Tamarah Smith and Bob presented a workshop on Teaching the New Stats to an almost sold-out crowd. I wasn’t there, but by all reports it went extremely well. Such a workshop seems to me a terrific way to help interested stats teachers introduce the new stats into their own teaching.
After taking that first step, it may all get easier, because, in my experience, teaching the new stats brings its own reward, in that students understand better and therefore feel better. So we the teachers will also feel the joy.
Tamarah and Bob’s slides are here. It strikes me as a wonderful collection, with numerous links to useful resources, and great advice about presenting an appealing and up-to-date course to beginning students. Also, indeed, to more advanced students. It’s well worth browsing those slides. Here are a few points that struck me as I browsed:
**You can download the workshop files, and follow along.
**You may know that jamovi and JASP are open source applications for statistical analysis designed to supersede commercial applications, notably SPSS. They are more user friendly, as well as being extensible by anyone. Already, add-on modules written in R are beginning to appear. (These are exciting developments, worth trying out.)

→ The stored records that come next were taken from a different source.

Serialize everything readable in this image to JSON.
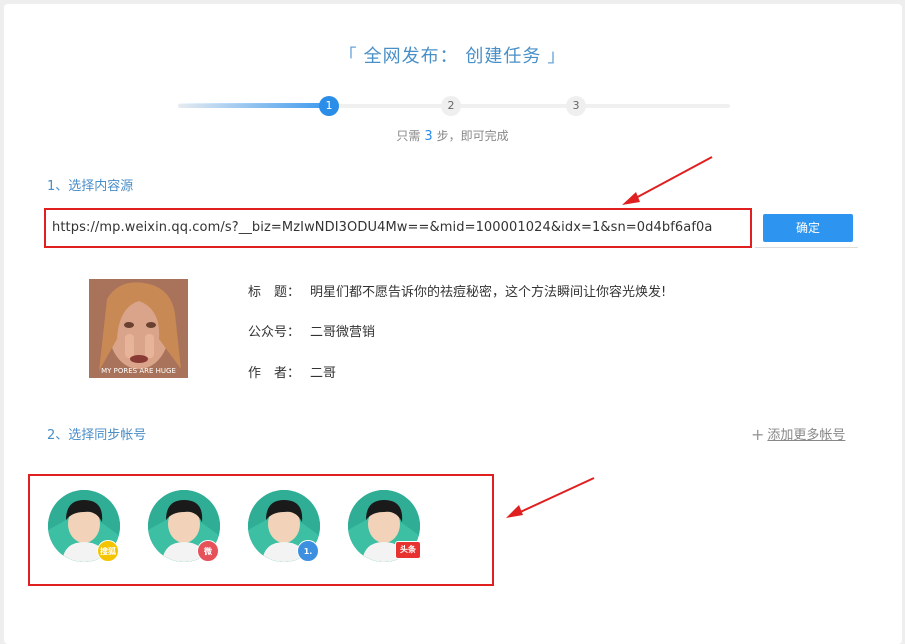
{
  "header": {
    "bracket_open": "「",
    "title": "全网发布：",
    "subtitle": "创建任务",
    "bracket_close": "」"
  },
  "steps": {
    "items": [
      "1",
      "2",
      "3"
    ],
    "active_index": 0,
    "hint_prefix": "只需",
    "hint_count": "3",
    "hint_suffix": "步，即可完成"
  },
  "source_section": {
    "label": "1、选择内容源",
    "url_value": "https://mp.weixin.qq.com/s?__biz=MzIwNDI3ODU4Mw==&mid=100001024&idx=1&sn=0d4bf6af0a",
    "confirm_label": "确定"
  },
  "article": {
    "thumbnail_caption": "MY PORES ARE HUGE",
    "title_label": "标　题：",
    "title_value": "明星们都不愿告诉你的祛痘秘密，这个方法瞬间让你容光焕发!",
    "account_label": "公众号：",
    "account_value": "二哥微营销",
    "author_label": "作　者：",
    "author_value": "二哥"
  },
  "accounts_section": {
    "label": "2、选择同步帐号",
    "add_more_label": "添加更多帐号",
    "accounts": [
      {
        "badge_icon": "sohu-badge-icon",
        "badge_color": "#f5c400",
        "badge_text": "搜狐"
      },
      {
        "badge_icon": "weibo-badge-icon",
        "badge_color": "#e6525a",
        "badge_text": "微"
      },
      {
        "badge_icon": "yidian-badge-icon",
        "badge_color": "#3d8fe0",
        "badge_text": "1."
      },
      {
        "badge_icon": "toutiao-badge-icon",
        "badge_color": "#e8322f",
        "badge_text": "头条"
      }
    ]
  },
  "colors": {
    "accent": "#2d95ef",
    "highlight_border": "#e02020",
    "label_blue": "#4a8ec8"
  }
}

**Bob is developing add-ons for jamovi for the new statistics. (Eventually, jamovi augmented by Bob’s modules may replace ESCI–with the great advantages of providing data file management and a gateway to the power and scope of a full data analysis application.)
**The workshop discussed three simple examples (comparison of two independent means, comparison of two independent proportions, and estimation of interactions).

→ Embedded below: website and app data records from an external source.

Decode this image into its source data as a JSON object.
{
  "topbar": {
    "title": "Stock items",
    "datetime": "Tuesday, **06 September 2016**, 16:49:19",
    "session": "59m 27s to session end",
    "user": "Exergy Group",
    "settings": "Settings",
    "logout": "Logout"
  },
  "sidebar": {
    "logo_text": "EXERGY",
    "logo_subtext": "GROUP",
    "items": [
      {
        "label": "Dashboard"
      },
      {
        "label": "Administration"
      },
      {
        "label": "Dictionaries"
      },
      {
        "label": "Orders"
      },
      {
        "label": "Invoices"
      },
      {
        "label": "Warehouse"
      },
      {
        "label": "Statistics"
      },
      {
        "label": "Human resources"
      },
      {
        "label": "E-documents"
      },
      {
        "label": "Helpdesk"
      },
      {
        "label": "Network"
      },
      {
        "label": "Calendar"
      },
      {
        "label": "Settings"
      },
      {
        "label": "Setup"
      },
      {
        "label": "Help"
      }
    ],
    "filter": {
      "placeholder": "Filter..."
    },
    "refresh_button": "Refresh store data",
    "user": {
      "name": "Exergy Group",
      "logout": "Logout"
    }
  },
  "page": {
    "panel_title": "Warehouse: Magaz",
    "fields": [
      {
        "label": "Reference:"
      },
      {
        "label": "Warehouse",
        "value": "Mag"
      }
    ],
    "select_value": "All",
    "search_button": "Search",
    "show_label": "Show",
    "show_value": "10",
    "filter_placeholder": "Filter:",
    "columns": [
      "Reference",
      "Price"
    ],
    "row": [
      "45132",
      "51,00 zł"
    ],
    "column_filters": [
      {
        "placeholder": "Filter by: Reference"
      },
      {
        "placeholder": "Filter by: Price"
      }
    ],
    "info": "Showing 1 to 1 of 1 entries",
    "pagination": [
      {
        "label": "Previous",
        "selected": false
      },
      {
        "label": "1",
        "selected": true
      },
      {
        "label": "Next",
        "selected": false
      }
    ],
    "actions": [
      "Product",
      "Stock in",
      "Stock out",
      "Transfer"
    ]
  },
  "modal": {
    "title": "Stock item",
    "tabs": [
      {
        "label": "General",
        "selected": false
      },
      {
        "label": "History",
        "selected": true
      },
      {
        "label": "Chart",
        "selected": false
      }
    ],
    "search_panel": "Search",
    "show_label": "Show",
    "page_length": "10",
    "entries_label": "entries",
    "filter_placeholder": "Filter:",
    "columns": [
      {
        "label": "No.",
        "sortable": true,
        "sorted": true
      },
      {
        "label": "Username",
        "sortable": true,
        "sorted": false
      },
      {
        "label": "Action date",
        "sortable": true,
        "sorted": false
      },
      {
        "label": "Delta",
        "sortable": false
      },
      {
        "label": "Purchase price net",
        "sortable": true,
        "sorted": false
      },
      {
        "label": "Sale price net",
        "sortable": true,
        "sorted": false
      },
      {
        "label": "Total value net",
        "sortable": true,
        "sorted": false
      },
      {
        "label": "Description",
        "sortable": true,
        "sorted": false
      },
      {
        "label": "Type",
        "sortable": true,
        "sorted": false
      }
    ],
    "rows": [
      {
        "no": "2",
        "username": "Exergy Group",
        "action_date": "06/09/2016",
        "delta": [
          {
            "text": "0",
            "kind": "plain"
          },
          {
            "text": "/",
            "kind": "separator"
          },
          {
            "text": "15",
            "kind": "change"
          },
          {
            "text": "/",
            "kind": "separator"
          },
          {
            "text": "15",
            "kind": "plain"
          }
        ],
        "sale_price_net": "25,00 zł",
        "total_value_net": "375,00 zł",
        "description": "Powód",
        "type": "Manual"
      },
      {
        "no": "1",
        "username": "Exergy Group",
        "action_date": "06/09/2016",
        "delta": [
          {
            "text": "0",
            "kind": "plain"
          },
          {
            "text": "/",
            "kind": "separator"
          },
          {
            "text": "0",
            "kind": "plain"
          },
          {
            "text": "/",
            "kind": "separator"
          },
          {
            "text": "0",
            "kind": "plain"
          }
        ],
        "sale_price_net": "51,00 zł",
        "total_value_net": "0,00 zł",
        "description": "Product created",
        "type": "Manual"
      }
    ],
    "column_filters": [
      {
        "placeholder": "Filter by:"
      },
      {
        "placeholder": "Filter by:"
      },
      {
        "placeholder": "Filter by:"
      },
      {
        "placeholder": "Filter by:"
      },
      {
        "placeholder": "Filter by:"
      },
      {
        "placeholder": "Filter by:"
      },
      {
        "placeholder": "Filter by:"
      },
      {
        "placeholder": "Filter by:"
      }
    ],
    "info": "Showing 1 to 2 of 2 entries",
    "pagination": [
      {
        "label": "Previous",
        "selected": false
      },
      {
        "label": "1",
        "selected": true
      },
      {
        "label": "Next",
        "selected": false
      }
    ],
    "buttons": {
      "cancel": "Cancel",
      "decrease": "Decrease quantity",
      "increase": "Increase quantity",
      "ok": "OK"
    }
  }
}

**The first example (independent means) was discussed in most detail, with a comparison of traditional NHST analysis, and new-stats analysis using ESCI then jamovi (with Bob’s add-on); then a Bayesian credible-interval approach. Then meta-analysis, to emphasise that estimation thinking and meta-analytic thinking are essential frameworks for the new stats.
**The GAISE guidelines were used to frame the discussion of the pedagogical approach. There is lots on encouraging students to think and judge in context–which should warm the heart of any insightful stats teacher.
**There are examples of students’ responses to illustrate the presenters’ conviction that conceptual understanding is better when using the new stats.
**There’s a highly useful discussion of a range of statistical software for new-stats learning and data analysis.
There’s lots more, but I’ll close with the neat summary below of the new-stats approach, which is now best ethical practice for conducting research and inferential data analysis.